Influencing the Train Experience: the Role of Staff
Mark Van Hagen, Netherlands Railways, Jessica Sauren, Netherlands Railways
The findings of the study demonstrate how important the role is that staff play in the assessment of the customer and thus how great the People dimension is on the experience of the entire train journey.
Introduction & Objective

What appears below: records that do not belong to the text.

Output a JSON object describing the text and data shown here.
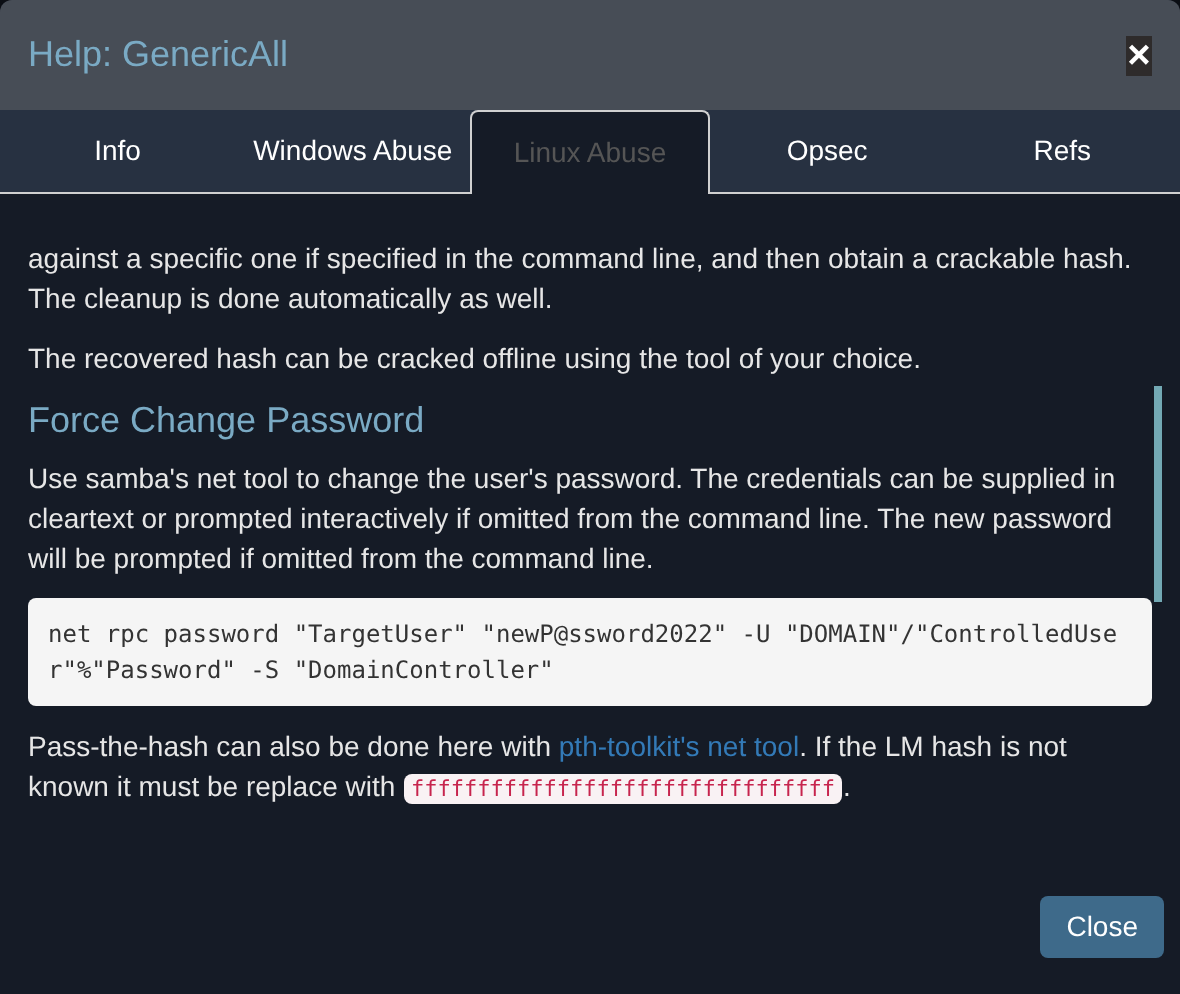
{
  "window": {
    "title": "Help: GenericAll",
    "close": "×"
  },
  "tabs": [
    {
      "label": "Info",
      "selected": false
    },
    {
      "label": "Windows Abuse",
      "selected": false
    },
    {
      "label": "Linux Abuse",
      "selected": true
    },
    {
      "label": "Opsec",
      "selected": false
    },
    {
      "label": "Refs",
      "selected": false
    }
  ],
  "content": [
    {
      "kind": "paragraph",
      "text": "against a specific one if specified in the command line, and then obtain a crackable hash. The cleanup is done automatically as well."
    },
    {
      "kind": "paragraph",
      "text": "The recovered hash can be cracked offline using the tool of your choice."
    },
    {
      "kind": "heading",
      "text": "Force Change Password"
    },
    {
      "kind": "paragraph",
      "text": "Use samba's net tool to change the user's password. The credentials can be supplied in cleartext or prompted interactively if omitted from the command line. The new password will be prompted if omitted from the command line."
    },
    {
      "kind": "code",
      "text": "net rpc password \"TargetUser\" \"newP@ssword2022\" -U \"DOMAIN\"/\"ControlledUser\"%\"Password\" -S \"DomainController\""
    },
    {
      "kind": "mixed",
      "before": "Pass-the-hash can also be done here with ",
      "link": "pth-toolkit's net tool",
      "middle": ". If the LM hash is not known it must be replace with ",
      "code": "ffffffffffffffffffffffffffffffff",
      "after": "."
    }
  ],
  "buttons": [
    {
      "label": "Close"
    }
  ]
}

In order to improve the image of Train Operation Companies (TOC) and the fact that it lags behind that of other service providers, passengers will have to assess the TOC’s service provision. One solution to achieving an improved assessment is by making the train journey more pleasant (see ETC papers Van Hagen et al., 2012, 2013). Any improvement to the total journey experience (i.e. dissatisfiers and satisfiers) must be measurable. Netherlands Railways (NS) has developed an instrument which allows the measurement of both hard and less tangible quality aspects (see ETC paper, Van Hagen & Sauren, 2013). This instrument, the so-called Train Experience Monitor (TEM), monitors the quality experiences of customers with an aim to influencing key areas and underlying aspects. The TEM is a measurement instrument based on scientific evidence and questions passengers on all kinds of aspects of the train and train journey. These can be either functional questions on e.g. security, cleanliness and information provision, or more emotional questions on the atmosphere and comfort of the train, e.g. whether passengers find the train pleasant and they feel welcome, including the role of the staff.
The experience of a train journey can be influenced in three dimensions (which in turn influence one another):
• Process (the basis, such as punctuality and safety). The more efficient and flexible the service process, the more satisfied the customers.
• People (customers and staff). The presence of other people in the service environment influences how the service is experienced, with too many or too few customers possibly resulting in negative feelings. By comparison, the presence of sufficient and competent staff positively influences the satisfaction of customers (a journey by public transport is no exception).
• Place (environment where the service is offered). The service environment has a strong influence on how the satisfaction with the service is perceived. As a service is not tangible, customers often unconsciously seek clues in the service environment that tell them something about the quality they may expect. If the environment is safe, clean and suits the service offered, the consumer has greater faith in the quality of the service provider.
With the objective of improving customers’ travel experience, a number of experiments are carried out on the basis of aforementioned dimensions in order to ascertain the influence of various measures on the train. Our focus here is the effect of the People dimension, and for this purpose the train staff experimented with a number of scripts which varied in their approach to tannoy announcements, ticket control and service provision.
Sixteen volunteers who wanted to participate in this experiment were recruited from the conductors. They were given a two-day training on a customer-friendly approach, via the tannoy, non-verbally and during the ticket control and service rounds. On trains where the scripts were carried out, the effect of the customers’ train experience was measured with the TEM questionnaire. The study was executed on Intercities on various lines throughout the country, on both weekdays and at the weekend, during peak and off-peak hours. The questionnaire was completed by 5026 passengers.
The main question was whether the scripts were conducive to a more positive assessment of the staff. And if so, which script gave the best result and does a more positive staff assessment also have a knock-on (i.e. a more positive) effect on the assessment of the train journey?
The findings show that the script focusing on control in combination with a warm (instead of a rational/business-like) service provision generates the highest assessment of the staff. On scrutinising the influence of the scripts on the General Assessment of the Train Journey, it is quite clear that the aforementioned script has a significant and positive impact.
These findings demonstrate how important the role is that staff play in the assessment of the customer and thus how great the People dimension is on the experience of the entire train journey.
Association for European Transport